He has understood the meaning of the sutras
and knows about the tracks through the teachings.
It is clear to him that all vessels are made of gold,
and he knows that the myriad things are himself.
But if he cannot distinguish between right and wrong,
how can he separate the true from the false?
As he has not yet entered this gate, he can be said to have merely seen the tracks.

At the waters edge, under the trees – hoofmarks are numerous.
Balmy grasses grow abundantly – can you see them or not?
Even if you go deeper and deeper into the mountains,
How could his nostrils, well compassing the heavens,
hide him at all?


The stage of “finding the tracks” is the stage of having discovered the hoofmarks of the ox. In general, the “finding the hoofmarks” signify the dimention in which you read and understand the sutras, or study the various teachings of Shakyamuni and of the patriarchs, and come to a conceptual understanding of the content of their experience. That is to say, it is the stage in which you have understood “cerebrally” the existence of the ox.

However, in actual practice, when you do the practice of Mu with all your might,at first what were two separate entities – yourself and Mu – gradually become one through your efforts and a deepening of Mu practice. And the conviction is born: “if I continue at this rate, I too can certainly make kensho.” And then your strength is put into Mu even more. This stage is called that of “finding the hoofmarks.”

What does it mean to say that you understand conceptually that the ox exists? It means to have understood the principle that all beings in heaven and earth are empty (“Form is emptiness” – [a famous quote from the Prajna-Paramita Sutra or Hannya Shingyô Sutra]). Once you understand the nature of this emptiness you also understand the principle that all things in heaven and on earth are you yourself.

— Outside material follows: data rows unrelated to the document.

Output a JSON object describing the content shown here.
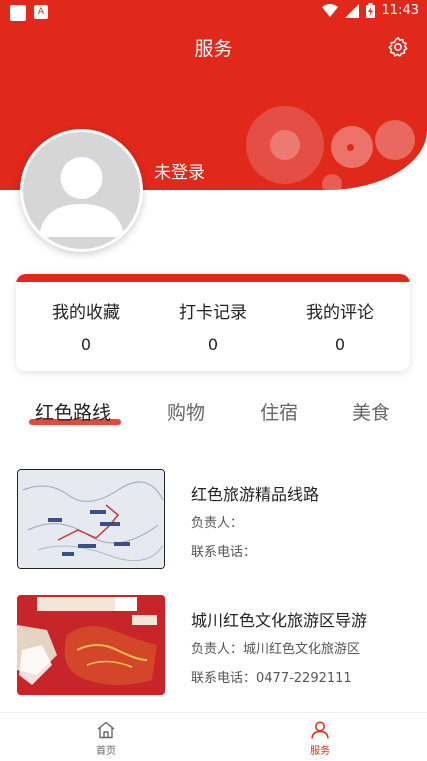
{
  "status_bar": {
    "time": "11:43"
  },
  "header": {
    "title": "服务",
    "login_text": "未登录"
  },
  "stats": [
    {
      "label": "我的收藏",
      "value": "0"
    },
    {
      "label": "打卡记录",
      "value": "0"
    },
    {
      "label": "我的评论",
      "value": "0"
    }
  ],
  "tabs": [
    {
      "label": "红色路线"
    },
    {
      "label": "购物"
    },
    {
      "label": "住宿"
    },
    {
      "label": "美食"
    }
  ],
  "items": [
    {
      "title": "红色旅游精品线路",
      "contact_label": "负责人：",
      "phone_label": "联系电话："
    },
    {
      "title": "城川红色文化旅游区导游",
      "contact_label": "负责人：城川红色文化旅游区",
      "phone_label": "联系电话：0477-2292111"
    }
  ],
  "tabbar": {
    "home_label": "首页",
    "service_label": "服务"
  },
  "colors": {
    "primary": "#e0281b"
  }
}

As Monk Jô [who lived in the 4th century China] says: “Heaven and earth and I are of the same root; all things and I are the same body.” Yet, there is an “I” which understands this principle. Insofar as this “I” remains, you do not really understand the true emptiness or the inner state expressed as “Heaven and earth and I are one body.”

Thus it is necessary to personally experience the fact of “Form is emptiness.” And to do that there is only one way: to give your whole self to Mu, to forget the self so that just Mu remains. If you continue this practice, you will eventually at some opportunity or another take hold of the fact that you are completely empty and do not exist anywhere and the fact that because you are empty everything is yourself. Insofar as you do not actually do this practice nor have this experience, be assured that your Zen is simply conceptual and theoretical Zen.

Those who are captives to this kind of conceptual and theoretical Zen are also spoken of as a whole as those in the position of “finding the tracks.” Those who do scholarly research in Zen, no matter how fine and detailed the research is, from the standpoint of the practice of Zen are taken together as being in the stage of “finding the tracks.”

Let’s now try to appreciate the verse of Master Kakuan:

At the waters edge, under the trees – hoofmarks are numerous.

Along the water’s edge and in the depths of the forest, in every place the hoofmarks of the ox can be seen. Theoretically, “form is emptiness, emptiness is form; heaven and earth and I are of the same root; all things and I are you body.” But from the aspect of practice, each and every Mu is every and all the hoofmarks of the ox.

Balmy grasses grow abundantly – can you see them or not?

There are sweet smelling grasses spreading out abundantly and swayed by the wind. The poet challenges us, Can you see them? All things in heaven and on earth, each one by one, are the open and clear and identical expression of this true fact. Do we understand this or not? The verse seems to insinuate that we might comprehend a little with the head, but that we aren’t able to truly understand the real thing.

Even if you go deeper and deeper into the mountains.

The more you pursues the original ox with your “Muuuuu,” the farther it goes into the recesses of the mountains. If you look at Mu from the outside and try to pursue it, it just keeps going farther and farther away. This is a very important point: your practice must not be one of pursuing and looking at Mu from the outside. It must be one of just completely becoming Mu itself.

How could his nostrils, well compassing the heavens, hide him at all?

But wait a moment. With each Mu are we not grasping the muzzle of the ox, and is it not the ox (the real self) itself? Is it not a reality that cannot be hidden anywhere? This is a sincere warning for us.

If you are really faithfully practicing, at first you don’t know what is what, but gradually the way of folding the legs,holding the hands, and keeping the position become clear; the way of controlling the breath and the practice of Mu itself becomes understood. If you continue for a few months or half a year or a year, gradually the heart becomes calm and the way of doing Zazen itself begins to deepen. And the conviction arises that if you continue this effort, you will without fail attain enlightenment. You begin to sit with greater and greater enthusiasm. Even conceptually you become certain and your conviction of Zen does not waver even with the slightest thing. You have not yet grasped the ox experientially, but you have fully gotten into gear with the practice of Zen. This is the stage of the position of “finding the tracks.”